> Problem to solve:
All lines in the records below that hold "yourself" are to be shown.

> Dataset excerpts:
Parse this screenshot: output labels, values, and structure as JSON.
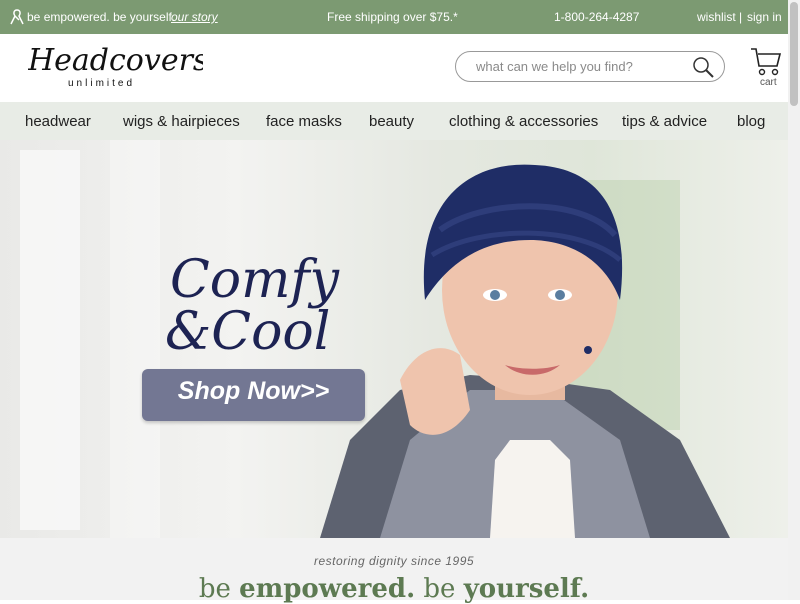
{
  "topbar": {
    "be1": "be",
    "empowered": "empowered.",
    "be2": "be",
    "yourself": "yourself.",
    "story": "our story",
    "shipping": "Free shipping over $75.*",
    "phone": "1-800-264-4287",
    "wishlist": "wishlist |",
    "signin": "sign in"
  },
  "header": {
    "logo_main": "Headcovers",
    "logo_sub": "unlimited",
    "search_placeholder": "what can we help you find?",
    "cart_label": "cart"
  },
  "nav": [
    "headwear",
    "wigs & hairpieces",
    "face masks",
    "beauty",
    "clothing & accessories",
    "tips & advice",
    "blog"
  ],
  "hero": {
    "line1": "Comfy",
    "line2": "&Cool",
    "cta": "Shop Now>>"
  },
  "below": {
    "restoring": "restoring dignity since 1995",
    "be1": "be",
    "empowered": "empowered.",
    "be2": "be",
    "yourself": "yourself."
  },
  "colors": {
    "brand_green": "#7c9a72",
    "nav_bg": "#e8ece6",
    "hero_text": "#1d2353",
    "cta_bg": "#737793",
    "tagline_green": "#5d7a52"
  }
}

> Exercise result:
    "yourself": "yourself.",
    "yourself": "yourself."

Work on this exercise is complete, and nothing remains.